The first objective of the enquiry was to establish whether proper inventory of the assets and liabilities of the banks was undertaken at the closure in line with Section 89 (3) of the FIA, 2004 and to investigate if the liquidator appropriately managed the sale of assets and accounted for the funds resulting from the sale.
Except for the International Credit Bank and Teefe Trust Bank, the report says the central bank was able to avail inventory reports in respect to the other five banks that were closed. Besides the law, the report also recommended that all BOU officials who failed to properly execute their duties in accordance with the law should be held responsible for their commissions and omissions but the report avoided naming particular BOU officials for sanctions.
Katuntu explained that the committee took a decision to avoid going against individuals because the process was meant to lead to policy reforms, improvement of governance at the institution in question and accountability, which it achieved yet there are other state agencies such as the Police that can further investigate and hold individuals culpable.
Although the report faults BOU for failing to involve the statutory manager in the sale of Crane Bank, its biggest shareholder, Sudhir Ruparelia, could not be reached for a comment while his son and business associate Rajiv Ruparelia said:
“I am not in position to comment on the report and I have not yet received it.”

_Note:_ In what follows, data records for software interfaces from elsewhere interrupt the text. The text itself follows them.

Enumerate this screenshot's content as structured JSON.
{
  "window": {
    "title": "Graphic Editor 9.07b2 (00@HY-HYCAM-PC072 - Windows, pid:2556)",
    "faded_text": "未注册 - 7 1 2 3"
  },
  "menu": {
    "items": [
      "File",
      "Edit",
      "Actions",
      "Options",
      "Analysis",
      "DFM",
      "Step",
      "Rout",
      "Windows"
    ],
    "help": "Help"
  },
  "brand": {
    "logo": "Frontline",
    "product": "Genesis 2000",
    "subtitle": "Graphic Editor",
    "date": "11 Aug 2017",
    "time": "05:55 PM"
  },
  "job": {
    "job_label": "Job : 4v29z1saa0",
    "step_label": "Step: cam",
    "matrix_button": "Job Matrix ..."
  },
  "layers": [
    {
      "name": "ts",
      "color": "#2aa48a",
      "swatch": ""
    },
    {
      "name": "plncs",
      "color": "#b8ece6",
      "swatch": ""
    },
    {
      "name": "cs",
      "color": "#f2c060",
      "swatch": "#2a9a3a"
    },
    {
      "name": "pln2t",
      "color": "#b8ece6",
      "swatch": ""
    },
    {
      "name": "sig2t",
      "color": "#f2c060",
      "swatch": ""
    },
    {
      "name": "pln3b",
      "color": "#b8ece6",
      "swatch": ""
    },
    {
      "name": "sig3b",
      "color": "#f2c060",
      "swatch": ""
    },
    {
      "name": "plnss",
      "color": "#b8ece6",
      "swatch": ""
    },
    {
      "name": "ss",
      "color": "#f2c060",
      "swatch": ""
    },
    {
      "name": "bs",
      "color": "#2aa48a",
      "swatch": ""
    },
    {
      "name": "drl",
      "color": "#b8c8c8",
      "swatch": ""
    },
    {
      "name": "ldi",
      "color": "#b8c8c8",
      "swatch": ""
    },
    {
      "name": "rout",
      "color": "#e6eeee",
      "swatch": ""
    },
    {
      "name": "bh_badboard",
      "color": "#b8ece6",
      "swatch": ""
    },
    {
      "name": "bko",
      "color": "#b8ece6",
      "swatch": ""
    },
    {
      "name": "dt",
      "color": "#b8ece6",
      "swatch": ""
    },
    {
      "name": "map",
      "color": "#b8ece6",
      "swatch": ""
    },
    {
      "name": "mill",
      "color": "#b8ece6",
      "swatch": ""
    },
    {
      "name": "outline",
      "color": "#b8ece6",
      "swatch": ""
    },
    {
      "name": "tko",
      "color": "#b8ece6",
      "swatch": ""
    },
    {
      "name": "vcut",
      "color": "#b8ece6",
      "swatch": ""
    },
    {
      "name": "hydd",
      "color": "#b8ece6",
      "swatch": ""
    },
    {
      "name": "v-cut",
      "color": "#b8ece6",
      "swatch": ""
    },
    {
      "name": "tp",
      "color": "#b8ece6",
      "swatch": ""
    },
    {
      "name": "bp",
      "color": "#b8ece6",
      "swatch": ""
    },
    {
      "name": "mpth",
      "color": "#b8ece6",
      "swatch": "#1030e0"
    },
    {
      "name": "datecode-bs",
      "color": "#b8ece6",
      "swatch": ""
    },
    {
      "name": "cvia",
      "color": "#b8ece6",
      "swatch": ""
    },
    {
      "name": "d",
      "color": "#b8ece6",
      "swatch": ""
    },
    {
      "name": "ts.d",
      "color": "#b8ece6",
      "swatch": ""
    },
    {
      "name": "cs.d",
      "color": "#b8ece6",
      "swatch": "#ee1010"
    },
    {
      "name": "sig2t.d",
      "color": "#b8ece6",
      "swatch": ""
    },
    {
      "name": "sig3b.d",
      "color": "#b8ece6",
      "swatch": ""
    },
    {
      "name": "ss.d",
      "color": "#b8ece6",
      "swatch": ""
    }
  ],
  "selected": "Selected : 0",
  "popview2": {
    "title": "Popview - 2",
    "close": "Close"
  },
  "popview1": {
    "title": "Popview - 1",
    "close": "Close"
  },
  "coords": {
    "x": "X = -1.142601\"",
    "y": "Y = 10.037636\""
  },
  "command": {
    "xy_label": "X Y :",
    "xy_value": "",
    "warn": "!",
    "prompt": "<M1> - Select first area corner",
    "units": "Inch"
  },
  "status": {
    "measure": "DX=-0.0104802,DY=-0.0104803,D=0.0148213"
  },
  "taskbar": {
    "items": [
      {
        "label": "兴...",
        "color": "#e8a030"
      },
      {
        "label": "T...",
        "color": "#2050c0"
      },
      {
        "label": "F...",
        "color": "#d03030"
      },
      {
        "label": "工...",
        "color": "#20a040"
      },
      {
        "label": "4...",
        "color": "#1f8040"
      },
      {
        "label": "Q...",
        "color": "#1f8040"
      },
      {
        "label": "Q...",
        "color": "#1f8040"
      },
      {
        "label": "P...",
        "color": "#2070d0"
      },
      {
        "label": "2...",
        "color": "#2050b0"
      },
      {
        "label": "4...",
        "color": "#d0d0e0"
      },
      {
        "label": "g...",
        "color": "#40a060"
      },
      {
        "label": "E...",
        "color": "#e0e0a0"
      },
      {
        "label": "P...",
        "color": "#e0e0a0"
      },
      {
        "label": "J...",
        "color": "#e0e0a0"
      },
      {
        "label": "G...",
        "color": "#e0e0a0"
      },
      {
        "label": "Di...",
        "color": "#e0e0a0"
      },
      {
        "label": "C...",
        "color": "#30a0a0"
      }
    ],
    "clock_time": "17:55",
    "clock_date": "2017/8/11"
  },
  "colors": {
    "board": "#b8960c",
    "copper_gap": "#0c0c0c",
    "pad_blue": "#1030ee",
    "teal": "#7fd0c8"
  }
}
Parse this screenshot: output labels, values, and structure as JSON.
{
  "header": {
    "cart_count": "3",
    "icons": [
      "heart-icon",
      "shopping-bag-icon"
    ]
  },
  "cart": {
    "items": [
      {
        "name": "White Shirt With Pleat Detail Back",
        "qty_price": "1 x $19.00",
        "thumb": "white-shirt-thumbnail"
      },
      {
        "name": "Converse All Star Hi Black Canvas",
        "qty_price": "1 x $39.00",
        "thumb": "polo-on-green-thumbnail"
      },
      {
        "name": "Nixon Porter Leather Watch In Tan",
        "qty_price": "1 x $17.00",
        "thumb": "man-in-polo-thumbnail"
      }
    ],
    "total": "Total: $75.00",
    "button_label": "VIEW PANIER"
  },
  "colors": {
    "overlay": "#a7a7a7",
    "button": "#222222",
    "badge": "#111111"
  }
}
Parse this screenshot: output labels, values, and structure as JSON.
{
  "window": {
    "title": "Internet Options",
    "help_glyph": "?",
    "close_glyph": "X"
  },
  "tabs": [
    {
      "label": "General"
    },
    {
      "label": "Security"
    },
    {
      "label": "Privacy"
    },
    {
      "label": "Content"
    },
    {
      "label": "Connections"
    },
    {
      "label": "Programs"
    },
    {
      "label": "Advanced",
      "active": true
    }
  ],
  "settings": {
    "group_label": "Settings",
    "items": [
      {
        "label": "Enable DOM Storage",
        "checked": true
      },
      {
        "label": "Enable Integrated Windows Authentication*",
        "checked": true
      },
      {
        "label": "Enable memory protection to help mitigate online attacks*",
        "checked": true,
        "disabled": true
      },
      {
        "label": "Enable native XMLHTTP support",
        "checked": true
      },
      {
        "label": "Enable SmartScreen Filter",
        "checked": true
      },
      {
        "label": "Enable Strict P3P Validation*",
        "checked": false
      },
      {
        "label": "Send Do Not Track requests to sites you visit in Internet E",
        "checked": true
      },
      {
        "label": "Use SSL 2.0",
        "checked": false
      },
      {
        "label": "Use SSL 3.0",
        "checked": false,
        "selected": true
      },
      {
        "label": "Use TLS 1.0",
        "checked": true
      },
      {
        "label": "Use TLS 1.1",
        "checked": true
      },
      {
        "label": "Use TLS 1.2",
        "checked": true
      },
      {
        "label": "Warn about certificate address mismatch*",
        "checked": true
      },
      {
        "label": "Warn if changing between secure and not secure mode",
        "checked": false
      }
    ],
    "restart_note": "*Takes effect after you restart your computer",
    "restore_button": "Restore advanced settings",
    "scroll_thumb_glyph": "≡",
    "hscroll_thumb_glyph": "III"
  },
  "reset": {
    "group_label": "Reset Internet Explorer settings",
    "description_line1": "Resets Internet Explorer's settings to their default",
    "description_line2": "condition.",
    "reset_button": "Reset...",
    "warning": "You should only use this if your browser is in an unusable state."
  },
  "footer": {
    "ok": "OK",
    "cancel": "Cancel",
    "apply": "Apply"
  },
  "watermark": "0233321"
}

The report says Crane Bank had recovered from liquidity distress at the time it was dissolved while the winding up of the National Bank of Commerce was found to be irregular because it was concluded in six hours without issuing a winding up order and publication.